As part of a key thrust of D/SINI festival, Breaking Waves intends to provide platforms for Singapore-based emerging curators and artists to present and harness their thought and skills on a challenging, public platform. As for what it was that led to the selection of (the exhibits), I quote some comments from the jury here:
On Head spinning, loop creating: “I find this exhibition very compelling, both in its collaborative process and its conceptual output. Group shows are often themselves landscapes for anxiety, with artists traditionally not meeting each other or knowing much about the works that theirs will be shown with. The curator here thoughtfully considers this dynamic through social and creative process, and the scheduled crits become their own kind of therapy sessions. Through this, Head spinning, loop creating not only exhibits anxiety but also offers the artists and audiences potential remedies, or at least valuable insight.” –Adriel Luis, curator (Digital & Emerging Media), Smithsonian Asian Pacific American Center
On The Deepest Blue: “The proposal seems to be made after deep deliberation and the multiple metaphors of water are effectively conjure up images of vulnerability in urban society.” –Eriko Kimura, curator, Yokohama Museum of Art
You mentioned that there’s the archetypal “Distressed Artist”. Isn’t an exhibition like this counterproductive to the message, in almost glorifying artists and their pain?
The artists and artworks here do not represent a glamorization of the stereotypical “distressed artist,” but as I mentioned earlier, a poetic and if any, an introspective take on mental health. Art is a language beyond the written and spoken, it transgresses multiple dimensions and illicit dialogues between itself and the participant, often even after an encounter with it.
Artists today are professionals who work alongside curators, project managers, public relations specialists, galleries, museums, universities and other respectable institutions. They cannot confine themselves within a room, away from the public with the expectation of being discovered and celebrated for their genius. Aside from its exhibition theme, Breaking Waves demonstrates this need for professionalism with the participation of a highly qualified international jury, curators, project managers, mentors, all under the banner of a bonafide, grounds-up festival.
To add, Adriel Luis from the Smithsonian commented: “What makes Breaking Waves powerful is that it recognizes that, when we experience art, we’re really experiencing ourselves.
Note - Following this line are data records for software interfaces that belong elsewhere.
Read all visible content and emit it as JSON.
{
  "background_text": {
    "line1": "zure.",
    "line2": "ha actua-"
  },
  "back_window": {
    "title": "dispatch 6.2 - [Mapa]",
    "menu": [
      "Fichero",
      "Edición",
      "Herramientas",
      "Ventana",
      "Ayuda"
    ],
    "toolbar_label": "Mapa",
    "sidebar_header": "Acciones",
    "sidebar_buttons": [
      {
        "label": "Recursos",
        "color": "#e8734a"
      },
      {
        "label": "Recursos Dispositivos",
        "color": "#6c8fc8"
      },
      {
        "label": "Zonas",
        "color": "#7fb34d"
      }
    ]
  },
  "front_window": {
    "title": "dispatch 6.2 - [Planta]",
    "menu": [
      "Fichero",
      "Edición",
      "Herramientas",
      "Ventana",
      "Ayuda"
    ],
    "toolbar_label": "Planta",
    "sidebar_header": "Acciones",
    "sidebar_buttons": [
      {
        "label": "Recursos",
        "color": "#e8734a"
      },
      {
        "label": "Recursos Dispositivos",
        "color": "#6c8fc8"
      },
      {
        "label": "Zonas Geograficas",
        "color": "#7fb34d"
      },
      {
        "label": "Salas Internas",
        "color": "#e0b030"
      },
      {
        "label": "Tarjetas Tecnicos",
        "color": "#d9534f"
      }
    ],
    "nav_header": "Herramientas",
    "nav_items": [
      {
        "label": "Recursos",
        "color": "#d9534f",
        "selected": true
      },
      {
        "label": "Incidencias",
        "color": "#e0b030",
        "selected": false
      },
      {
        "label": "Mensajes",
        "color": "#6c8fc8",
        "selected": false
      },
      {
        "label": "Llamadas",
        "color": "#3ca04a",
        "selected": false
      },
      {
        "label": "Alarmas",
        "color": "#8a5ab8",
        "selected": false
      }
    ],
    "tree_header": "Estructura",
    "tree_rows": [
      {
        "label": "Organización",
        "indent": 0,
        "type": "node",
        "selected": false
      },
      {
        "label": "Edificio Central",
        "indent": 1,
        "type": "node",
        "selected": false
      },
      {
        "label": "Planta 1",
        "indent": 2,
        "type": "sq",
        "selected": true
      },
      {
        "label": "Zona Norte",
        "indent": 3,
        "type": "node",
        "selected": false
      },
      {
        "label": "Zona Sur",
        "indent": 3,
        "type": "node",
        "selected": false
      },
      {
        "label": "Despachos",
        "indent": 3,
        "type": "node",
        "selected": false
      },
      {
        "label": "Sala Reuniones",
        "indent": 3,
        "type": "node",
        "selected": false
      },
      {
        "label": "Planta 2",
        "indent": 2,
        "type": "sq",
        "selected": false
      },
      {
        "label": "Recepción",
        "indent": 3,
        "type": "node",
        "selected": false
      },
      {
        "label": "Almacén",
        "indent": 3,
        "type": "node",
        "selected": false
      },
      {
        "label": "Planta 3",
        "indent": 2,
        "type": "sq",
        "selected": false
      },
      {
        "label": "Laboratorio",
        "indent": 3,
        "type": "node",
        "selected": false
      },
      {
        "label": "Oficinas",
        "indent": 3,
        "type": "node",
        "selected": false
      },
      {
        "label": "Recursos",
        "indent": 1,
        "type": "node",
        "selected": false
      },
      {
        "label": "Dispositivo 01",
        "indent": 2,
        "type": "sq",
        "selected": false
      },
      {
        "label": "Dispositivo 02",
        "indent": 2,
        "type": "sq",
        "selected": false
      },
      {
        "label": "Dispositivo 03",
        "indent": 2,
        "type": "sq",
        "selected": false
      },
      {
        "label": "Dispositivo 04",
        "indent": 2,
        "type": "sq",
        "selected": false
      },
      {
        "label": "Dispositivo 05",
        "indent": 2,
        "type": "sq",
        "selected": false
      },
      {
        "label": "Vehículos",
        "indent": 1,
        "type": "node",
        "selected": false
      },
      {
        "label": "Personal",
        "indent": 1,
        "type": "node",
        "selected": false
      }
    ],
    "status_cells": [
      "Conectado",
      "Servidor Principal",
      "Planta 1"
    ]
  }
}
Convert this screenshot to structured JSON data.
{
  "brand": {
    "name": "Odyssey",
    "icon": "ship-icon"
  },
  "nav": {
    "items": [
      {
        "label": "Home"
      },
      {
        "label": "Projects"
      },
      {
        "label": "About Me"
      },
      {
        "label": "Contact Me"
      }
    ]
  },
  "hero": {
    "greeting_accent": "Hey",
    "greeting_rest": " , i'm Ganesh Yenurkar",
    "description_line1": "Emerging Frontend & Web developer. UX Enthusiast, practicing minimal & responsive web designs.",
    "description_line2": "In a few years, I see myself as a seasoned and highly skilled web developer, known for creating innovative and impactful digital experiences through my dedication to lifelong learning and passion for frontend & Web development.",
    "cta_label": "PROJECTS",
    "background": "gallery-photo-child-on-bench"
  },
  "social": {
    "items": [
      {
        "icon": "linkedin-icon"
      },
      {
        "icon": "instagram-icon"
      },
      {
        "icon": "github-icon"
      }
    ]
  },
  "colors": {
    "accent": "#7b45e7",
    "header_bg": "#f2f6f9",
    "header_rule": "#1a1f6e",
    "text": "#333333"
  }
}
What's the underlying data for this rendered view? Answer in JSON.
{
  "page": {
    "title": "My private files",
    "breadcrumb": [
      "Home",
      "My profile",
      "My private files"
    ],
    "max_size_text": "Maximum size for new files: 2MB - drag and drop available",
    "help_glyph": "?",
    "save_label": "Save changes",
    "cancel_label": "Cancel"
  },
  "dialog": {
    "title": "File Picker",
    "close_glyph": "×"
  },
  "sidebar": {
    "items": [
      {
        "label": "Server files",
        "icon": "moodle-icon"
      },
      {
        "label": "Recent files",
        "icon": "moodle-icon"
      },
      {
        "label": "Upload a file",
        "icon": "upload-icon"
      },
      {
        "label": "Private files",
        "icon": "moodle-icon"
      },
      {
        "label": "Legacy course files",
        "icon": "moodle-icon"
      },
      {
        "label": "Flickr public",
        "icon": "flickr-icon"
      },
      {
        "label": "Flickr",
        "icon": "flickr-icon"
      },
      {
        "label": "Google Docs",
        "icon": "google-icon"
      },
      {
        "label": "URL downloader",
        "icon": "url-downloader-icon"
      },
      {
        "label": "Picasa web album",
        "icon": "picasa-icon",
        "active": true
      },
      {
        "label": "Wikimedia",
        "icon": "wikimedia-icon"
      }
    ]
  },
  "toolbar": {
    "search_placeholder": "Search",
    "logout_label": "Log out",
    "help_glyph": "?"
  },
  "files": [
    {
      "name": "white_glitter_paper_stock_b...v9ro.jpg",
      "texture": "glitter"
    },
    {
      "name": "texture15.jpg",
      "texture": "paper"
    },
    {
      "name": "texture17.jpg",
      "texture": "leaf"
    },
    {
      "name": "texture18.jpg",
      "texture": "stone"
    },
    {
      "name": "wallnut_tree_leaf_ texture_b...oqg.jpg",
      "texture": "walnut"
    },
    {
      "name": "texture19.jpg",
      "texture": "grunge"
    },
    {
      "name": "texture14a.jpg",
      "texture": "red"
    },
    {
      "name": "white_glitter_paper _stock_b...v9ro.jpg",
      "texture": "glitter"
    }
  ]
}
We look at objects and paintings while really looking at ourselves, and our interpretations of art are a kind of a mirror. The exhibitions selected should recognize the responsibility this holds, and that there will very likely be audiences who come to the show seeking answers to questions that no single artwork or exhibition can encompass.”
What do you hope for visitors to take away from Breaking Waves?
Firstly, I’d like to say that this exhibition is for everyone – families, young people, older people – the idea is that we can all take something away from it. It’s not just for patients clinically diagnosed with a mental health condition, or for those who might know someone recovering. We’ve purposefully designed the exhibition to allow everyone to experience it in different and personal ways. As visitors walk around the space and absorb the artwork, we hope that it will spark reflection and discussion on mental health – that of their own, and others – and in the long-term we hope that this will help towards destigmatizing the issue.
Breaking Waves runs through Jul 22 at Chan + Hori Contemporary, #02-09 Gillman Barracks, 6 Lock Rd.